■ What is being asked
Only a number is wanted here, namely how many lines of the data contain the string "JSON".

■ Listed entries
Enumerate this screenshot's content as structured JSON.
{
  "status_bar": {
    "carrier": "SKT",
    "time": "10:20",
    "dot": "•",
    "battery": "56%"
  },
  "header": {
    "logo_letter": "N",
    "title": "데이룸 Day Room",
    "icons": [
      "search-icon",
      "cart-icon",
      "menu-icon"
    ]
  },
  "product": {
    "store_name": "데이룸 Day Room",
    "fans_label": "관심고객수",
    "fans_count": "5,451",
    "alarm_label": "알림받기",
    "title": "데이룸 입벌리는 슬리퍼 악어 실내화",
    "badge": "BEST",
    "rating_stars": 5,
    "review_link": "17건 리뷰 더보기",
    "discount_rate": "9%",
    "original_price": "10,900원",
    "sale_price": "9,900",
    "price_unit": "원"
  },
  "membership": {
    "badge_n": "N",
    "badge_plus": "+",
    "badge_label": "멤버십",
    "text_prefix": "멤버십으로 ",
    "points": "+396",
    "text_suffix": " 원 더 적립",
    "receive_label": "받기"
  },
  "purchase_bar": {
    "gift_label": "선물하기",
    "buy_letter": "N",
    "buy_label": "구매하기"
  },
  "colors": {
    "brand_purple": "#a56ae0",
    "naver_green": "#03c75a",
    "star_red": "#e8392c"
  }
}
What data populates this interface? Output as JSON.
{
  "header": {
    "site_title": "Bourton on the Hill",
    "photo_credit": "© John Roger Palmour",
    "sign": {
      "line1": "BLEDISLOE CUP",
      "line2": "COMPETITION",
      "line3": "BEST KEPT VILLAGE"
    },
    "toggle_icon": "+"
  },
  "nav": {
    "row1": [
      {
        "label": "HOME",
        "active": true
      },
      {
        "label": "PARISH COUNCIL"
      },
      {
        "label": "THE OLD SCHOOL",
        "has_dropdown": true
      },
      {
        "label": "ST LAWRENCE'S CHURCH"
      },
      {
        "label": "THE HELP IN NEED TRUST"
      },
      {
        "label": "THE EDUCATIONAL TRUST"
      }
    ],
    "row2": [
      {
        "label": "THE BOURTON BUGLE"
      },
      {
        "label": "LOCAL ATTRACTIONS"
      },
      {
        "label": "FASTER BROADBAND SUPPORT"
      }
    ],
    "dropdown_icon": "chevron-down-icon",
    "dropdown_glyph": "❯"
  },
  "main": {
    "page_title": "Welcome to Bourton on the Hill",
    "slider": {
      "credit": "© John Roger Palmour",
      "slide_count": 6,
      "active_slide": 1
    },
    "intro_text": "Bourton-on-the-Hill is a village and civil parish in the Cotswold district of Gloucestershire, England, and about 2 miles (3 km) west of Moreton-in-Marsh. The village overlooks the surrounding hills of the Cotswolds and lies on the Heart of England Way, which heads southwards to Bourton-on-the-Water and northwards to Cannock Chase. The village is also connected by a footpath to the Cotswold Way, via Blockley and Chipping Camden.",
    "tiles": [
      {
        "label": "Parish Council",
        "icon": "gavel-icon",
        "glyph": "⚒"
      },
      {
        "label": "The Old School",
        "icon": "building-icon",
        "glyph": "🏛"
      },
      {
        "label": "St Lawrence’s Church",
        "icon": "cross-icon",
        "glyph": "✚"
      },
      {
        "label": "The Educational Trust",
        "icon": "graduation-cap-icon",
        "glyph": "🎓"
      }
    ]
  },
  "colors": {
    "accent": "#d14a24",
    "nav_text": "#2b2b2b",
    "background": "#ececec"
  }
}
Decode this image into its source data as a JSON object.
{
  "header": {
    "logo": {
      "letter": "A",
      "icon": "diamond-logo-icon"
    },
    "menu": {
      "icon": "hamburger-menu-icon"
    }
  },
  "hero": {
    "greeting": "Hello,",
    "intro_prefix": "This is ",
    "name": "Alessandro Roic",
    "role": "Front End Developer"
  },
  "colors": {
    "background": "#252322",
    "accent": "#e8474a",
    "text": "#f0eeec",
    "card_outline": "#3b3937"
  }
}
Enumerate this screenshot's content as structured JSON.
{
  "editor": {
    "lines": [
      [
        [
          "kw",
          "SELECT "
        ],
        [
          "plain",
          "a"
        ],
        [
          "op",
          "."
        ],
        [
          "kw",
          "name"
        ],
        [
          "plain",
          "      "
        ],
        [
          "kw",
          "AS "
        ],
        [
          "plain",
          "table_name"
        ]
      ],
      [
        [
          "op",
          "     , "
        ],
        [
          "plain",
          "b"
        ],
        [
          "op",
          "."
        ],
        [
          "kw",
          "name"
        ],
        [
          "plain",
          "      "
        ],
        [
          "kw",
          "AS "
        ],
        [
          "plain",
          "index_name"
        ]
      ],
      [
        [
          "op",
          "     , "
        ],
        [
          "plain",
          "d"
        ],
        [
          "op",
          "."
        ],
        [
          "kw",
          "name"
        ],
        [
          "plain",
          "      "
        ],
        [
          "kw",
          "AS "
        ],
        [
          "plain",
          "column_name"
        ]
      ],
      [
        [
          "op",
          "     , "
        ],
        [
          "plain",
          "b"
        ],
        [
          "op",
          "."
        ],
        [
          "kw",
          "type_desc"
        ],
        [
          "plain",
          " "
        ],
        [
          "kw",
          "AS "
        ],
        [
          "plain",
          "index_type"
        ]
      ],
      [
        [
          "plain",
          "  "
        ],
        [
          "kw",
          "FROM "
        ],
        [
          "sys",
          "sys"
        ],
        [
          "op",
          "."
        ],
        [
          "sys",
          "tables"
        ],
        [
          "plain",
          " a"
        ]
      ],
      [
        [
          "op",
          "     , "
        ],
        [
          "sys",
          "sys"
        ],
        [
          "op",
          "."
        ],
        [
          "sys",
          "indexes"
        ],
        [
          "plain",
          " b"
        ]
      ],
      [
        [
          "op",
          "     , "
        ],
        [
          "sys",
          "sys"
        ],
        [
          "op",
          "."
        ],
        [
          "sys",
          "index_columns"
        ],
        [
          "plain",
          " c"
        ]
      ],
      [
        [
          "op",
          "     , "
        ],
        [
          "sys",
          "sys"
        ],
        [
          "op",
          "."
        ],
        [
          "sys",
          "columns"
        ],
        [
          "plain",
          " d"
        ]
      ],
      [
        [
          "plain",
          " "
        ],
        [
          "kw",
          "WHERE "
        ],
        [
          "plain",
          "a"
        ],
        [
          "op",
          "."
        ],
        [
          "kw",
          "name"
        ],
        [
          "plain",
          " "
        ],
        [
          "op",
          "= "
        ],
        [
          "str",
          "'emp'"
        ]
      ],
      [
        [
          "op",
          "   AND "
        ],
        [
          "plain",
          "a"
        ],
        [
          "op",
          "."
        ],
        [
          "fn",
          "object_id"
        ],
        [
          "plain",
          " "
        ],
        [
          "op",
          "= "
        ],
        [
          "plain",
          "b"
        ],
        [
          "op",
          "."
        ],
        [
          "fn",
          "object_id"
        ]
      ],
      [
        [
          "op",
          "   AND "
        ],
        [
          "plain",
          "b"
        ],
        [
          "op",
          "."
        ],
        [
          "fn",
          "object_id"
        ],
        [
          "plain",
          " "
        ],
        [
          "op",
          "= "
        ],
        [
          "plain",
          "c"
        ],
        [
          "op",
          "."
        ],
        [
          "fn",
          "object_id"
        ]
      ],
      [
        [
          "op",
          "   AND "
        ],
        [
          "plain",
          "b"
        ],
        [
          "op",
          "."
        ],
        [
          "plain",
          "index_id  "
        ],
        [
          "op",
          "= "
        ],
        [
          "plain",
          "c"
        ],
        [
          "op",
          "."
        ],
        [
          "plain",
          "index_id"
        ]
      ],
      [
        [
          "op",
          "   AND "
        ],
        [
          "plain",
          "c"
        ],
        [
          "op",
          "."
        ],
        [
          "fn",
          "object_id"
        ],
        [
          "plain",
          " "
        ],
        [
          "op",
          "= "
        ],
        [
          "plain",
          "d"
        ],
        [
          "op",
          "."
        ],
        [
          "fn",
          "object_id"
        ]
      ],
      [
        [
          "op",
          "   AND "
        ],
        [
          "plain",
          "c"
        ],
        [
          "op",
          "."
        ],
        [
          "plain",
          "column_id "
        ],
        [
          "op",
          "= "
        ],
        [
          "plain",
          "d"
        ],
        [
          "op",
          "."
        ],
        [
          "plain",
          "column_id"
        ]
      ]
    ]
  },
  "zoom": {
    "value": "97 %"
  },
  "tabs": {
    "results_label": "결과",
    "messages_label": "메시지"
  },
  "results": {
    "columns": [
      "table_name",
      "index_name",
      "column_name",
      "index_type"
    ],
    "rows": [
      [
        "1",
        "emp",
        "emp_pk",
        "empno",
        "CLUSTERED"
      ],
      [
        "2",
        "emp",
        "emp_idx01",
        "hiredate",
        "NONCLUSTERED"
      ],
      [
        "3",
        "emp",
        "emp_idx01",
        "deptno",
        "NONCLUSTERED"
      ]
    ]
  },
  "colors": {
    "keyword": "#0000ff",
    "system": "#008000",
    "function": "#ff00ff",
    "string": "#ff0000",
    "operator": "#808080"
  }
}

■ Answer space
4